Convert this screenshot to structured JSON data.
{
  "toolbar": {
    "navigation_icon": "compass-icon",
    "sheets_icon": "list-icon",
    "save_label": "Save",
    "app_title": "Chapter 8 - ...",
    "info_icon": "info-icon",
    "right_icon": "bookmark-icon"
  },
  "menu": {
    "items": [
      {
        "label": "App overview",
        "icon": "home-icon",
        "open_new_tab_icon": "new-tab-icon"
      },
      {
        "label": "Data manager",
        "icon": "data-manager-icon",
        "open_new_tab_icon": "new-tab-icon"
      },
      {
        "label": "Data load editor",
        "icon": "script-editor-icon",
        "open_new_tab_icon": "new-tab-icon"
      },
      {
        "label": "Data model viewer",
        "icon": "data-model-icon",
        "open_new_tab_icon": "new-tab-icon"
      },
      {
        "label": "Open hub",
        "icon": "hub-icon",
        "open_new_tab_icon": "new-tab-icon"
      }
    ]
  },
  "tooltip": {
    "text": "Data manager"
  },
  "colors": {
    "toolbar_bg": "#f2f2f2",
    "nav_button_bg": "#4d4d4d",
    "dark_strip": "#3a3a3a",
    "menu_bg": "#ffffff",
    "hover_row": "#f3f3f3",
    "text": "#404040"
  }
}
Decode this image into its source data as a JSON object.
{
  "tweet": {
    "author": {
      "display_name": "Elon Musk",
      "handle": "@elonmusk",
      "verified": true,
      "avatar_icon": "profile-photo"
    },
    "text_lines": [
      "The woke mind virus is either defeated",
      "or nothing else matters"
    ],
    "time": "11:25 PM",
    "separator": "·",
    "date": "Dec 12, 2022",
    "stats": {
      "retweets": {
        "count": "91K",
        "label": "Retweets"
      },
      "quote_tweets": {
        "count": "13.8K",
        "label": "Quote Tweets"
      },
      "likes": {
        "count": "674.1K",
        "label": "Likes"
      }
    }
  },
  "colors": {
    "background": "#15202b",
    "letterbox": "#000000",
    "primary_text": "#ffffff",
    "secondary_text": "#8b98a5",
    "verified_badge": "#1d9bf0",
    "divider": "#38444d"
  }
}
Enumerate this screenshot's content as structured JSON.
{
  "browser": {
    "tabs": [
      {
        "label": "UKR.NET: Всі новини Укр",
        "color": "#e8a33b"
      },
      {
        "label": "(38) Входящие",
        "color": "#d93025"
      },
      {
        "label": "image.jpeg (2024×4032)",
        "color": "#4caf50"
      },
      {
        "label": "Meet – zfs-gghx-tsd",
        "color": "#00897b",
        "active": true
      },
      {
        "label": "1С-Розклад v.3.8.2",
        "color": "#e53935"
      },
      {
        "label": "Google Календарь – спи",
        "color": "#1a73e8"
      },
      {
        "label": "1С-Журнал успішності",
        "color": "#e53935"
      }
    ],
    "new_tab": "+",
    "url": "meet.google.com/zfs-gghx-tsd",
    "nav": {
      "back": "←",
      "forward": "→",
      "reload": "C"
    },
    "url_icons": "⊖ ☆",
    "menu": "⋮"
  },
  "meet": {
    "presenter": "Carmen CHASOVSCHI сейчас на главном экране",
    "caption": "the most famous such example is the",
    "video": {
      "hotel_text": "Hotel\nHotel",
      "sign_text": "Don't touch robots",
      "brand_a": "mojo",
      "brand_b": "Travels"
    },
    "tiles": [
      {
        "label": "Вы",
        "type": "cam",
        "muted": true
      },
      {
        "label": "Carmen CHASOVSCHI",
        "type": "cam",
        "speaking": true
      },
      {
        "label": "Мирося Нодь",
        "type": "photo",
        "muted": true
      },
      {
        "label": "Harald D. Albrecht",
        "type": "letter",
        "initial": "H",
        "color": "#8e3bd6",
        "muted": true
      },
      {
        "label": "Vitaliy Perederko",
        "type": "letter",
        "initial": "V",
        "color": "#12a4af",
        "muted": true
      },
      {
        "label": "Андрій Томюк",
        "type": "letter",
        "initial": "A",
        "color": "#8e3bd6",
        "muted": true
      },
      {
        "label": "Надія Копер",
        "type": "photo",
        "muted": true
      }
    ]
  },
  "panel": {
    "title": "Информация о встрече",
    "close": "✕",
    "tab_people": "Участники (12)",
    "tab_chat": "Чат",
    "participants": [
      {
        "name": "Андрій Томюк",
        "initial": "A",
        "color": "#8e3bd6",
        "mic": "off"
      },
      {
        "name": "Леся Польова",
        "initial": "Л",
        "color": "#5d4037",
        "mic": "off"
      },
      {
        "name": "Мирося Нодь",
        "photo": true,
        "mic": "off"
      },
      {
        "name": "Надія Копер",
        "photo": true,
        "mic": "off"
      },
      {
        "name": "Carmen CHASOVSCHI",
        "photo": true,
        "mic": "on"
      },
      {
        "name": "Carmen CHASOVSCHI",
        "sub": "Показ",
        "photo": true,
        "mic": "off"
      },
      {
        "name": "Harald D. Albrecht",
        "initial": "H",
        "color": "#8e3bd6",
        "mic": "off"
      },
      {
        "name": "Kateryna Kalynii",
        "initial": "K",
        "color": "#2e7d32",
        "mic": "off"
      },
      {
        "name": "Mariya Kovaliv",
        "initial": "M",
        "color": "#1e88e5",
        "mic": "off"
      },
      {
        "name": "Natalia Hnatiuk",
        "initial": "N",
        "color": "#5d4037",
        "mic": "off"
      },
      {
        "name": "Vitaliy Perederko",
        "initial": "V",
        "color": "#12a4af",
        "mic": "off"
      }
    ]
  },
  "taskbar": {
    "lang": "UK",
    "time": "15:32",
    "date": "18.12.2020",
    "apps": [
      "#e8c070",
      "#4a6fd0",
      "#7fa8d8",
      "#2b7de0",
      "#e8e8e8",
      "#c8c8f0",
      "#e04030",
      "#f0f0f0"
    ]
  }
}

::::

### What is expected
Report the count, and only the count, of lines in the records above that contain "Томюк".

### Response to this exercise
2